The biggest issues appear to come on standard downs, which are anything other than:

  • second down with 8 or more yards to go
  • third or fourth down with 5 or more yards to go

Overall, the Wildcats rank 95th nationally on standard downs. They've been stuck right around there all season, and in the new opponent-adjusted ratings, not much has changed. Perhaps the biggest reason for this is that NU is just running the wrong kinds of plays. Take a look at the chart.

Rushing S&P Rank Passing S&P Rank Standard Downs Rush % Rank
64 101 87

Despite being considerably better at running the ball than passing the ball — the gap is even wider since Justin Jackson started getting more carries — Northwestern still runs the ball far less than most of its peers on standard downs.

That makes absolutely no sense, and it makes even less sense when you consider that the Wildcats' pass plays aren't ever likely to be that much more successful than a run play.
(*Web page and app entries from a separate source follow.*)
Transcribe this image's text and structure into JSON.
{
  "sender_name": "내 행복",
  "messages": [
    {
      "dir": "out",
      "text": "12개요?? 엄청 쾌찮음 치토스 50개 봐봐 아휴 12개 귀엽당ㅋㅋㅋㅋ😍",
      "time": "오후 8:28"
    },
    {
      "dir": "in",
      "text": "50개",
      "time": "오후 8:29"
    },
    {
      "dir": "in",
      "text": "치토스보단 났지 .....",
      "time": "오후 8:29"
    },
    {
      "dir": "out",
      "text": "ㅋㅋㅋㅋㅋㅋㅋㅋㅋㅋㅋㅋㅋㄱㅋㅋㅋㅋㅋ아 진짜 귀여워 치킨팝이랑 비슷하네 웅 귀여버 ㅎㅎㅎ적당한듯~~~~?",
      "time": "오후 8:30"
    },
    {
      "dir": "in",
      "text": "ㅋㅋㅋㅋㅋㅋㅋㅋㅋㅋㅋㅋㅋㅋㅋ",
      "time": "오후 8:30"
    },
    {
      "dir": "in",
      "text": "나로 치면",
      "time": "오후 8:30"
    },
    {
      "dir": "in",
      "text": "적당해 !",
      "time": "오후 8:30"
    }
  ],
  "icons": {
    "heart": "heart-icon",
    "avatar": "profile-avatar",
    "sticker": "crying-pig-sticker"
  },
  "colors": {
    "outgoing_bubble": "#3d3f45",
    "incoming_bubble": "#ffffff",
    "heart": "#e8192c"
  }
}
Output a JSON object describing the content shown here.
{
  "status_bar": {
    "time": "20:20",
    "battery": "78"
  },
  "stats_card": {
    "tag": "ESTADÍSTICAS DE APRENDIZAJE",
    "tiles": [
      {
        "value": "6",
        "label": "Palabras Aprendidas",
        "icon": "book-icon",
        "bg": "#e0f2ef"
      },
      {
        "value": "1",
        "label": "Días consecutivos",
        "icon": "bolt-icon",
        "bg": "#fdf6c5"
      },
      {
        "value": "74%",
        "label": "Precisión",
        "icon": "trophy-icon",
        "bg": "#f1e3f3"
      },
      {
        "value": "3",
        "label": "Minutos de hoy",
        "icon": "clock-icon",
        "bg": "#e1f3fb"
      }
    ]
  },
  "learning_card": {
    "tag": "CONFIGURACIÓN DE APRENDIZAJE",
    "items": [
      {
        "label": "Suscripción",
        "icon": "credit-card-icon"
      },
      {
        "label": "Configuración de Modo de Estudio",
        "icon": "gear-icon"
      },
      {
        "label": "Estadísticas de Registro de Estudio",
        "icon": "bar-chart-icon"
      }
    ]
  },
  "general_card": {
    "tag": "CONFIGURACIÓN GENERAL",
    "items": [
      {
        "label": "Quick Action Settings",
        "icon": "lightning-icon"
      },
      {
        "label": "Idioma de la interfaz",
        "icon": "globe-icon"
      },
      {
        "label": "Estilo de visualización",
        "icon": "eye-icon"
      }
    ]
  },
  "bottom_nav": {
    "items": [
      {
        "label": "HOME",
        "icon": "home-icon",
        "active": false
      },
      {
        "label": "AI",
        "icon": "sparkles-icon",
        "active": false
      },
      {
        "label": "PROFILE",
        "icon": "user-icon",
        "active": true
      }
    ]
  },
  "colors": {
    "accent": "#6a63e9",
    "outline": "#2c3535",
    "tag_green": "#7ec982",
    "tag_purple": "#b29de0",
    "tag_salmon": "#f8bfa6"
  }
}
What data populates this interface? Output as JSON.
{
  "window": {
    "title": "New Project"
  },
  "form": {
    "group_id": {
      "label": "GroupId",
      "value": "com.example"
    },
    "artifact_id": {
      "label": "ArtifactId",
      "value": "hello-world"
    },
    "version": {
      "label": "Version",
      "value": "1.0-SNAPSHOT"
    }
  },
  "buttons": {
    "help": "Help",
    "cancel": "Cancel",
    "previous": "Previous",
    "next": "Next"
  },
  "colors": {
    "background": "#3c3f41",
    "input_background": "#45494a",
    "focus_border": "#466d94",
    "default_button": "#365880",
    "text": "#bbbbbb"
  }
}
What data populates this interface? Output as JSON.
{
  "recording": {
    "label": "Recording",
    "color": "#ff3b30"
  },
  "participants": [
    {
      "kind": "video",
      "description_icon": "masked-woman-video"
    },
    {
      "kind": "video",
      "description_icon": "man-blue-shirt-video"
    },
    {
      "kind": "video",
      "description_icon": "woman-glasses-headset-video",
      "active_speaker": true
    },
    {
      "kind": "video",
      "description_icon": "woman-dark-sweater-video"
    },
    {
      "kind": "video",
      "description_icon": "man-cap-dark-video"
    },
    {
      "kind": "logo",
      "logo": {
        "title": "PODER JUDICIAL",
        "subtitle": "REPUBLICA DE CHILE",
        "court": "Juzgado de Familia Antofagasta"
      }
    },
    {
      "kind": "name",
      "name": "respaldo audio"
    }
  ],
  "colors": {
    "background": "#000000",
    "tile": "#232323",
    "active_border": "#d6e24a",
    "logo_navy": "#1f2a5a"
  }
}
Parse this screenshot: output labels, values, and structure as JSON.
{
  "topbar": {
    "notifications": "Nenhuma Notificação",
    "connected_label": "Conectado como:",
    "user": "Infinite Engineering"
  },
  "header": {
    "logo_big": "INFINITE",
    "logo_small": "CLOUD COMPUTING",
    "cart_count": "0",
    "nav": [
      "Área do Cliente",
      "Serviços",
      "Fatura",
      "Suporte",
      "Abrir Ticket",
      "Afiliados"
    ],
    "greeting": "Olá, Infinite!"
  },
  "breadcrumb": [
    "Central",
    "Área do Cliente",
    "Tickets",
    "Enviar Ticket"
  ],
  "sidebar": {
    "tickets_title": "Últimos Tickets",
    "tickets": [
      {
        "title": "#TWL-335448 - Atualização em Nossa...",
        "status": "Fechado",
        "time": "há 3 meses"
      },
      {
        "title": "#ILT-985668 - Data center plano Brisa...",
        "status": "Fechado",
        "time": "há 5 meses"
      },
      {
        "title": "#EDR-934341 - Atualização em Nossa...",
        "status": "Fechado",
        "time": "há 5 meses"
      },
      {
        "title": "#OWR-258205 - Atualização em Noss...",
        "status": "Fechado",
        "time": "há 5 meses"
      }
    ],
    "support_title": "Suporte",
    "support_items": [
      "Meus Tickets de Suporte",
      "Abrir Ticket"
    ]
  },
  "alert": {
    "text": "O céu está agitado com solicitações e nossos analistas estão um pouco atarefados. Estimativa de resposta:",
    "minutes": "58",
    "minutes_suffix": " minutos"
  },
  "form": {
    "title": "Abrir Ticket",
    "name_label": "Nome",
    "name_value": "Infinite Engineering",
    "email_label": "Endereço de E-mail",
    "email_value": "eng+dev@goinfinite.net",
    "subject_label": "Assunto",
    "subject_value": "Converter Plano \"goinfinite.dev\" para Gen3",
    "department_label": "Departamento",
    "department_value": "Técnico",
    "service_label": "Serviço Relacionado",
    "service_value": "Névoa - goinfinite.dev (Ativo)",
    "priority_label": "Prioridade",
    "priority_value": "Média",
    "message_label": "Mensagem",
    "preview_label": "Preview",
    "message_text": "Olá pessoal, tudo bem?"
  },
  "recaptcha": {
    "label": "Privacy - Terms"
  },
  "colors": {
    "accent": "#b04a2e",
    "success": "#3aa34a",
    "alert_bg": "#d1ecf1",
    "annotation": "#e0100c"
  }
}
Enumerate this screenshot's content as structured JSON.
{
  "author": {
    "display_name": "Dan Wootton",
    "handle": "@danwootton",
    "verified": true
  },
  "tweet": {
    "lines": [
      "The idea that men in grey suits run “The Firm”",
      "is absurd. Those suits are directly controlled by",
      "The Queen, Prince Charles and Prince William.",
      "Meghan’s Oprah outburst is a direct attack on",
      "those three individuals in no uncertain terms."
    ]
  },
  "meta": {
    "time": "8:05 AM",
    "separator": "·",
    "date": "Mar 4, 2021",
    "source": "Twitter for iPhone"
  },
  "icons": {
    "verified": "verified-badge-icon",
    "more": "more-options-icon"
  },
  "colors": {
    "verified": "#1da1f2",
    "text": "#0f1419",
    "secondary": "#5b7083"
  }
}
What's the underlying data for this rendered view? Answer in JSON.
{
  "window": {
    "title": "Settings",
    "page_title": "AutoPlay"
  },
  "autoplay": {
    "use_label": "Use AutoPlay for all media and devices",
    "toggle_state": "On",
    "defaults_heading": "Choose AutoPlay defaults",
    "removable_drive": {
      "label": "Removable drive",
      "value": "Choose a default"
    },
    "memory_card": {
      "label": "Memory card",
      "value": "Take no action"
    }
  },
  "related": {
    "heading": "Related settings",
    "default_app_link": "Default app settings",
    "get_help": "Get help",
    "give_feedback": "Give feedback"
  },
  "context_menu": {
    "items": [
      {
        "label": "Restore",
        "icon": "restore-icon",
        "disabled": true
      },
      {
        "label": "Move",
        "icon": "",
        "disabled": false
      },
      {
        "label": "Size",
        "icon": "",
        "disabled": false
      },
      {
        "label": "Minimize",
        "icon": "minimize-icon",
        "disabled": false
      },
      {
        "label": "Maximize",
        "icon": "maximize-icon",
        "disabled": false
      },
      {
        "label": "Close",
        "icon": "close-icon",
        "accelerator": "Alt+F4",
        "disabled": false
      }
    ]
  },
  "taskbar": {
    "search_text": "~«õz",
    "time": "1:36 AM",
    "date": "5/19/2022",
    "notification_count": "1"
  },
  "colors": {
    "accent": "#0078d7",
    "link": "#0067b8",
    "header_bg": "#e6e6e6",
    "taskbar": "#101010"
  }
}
NU averages just 5.8 yards per passing attempt and perhaps an even worse 10.2 yards per completion. While it would make sense to pass more on standard downs if those passes had a lot of upside, the coaching staff, for better or worse, isn't going to allow call plays like that.

Moreover, a closer look at the split stats shows that Trevor Siemian is averaging just 5.04 yards per attempt inside the opponent's 40 yard line, while Justin Jackson averages 4.2 yards per carry in that same area. On first downs (always standard downs), Siemian averages just 5.76 yards per attempt, while Jackson averages 5.15 yards per rush.

If Northwestern wants to have more success on standard downs, the Wildcats are either going to have to open up the passing game a little bit more or give Jackson even more carries. With the former seemingly out of the question, the latter might put this team in a little bit better position to win.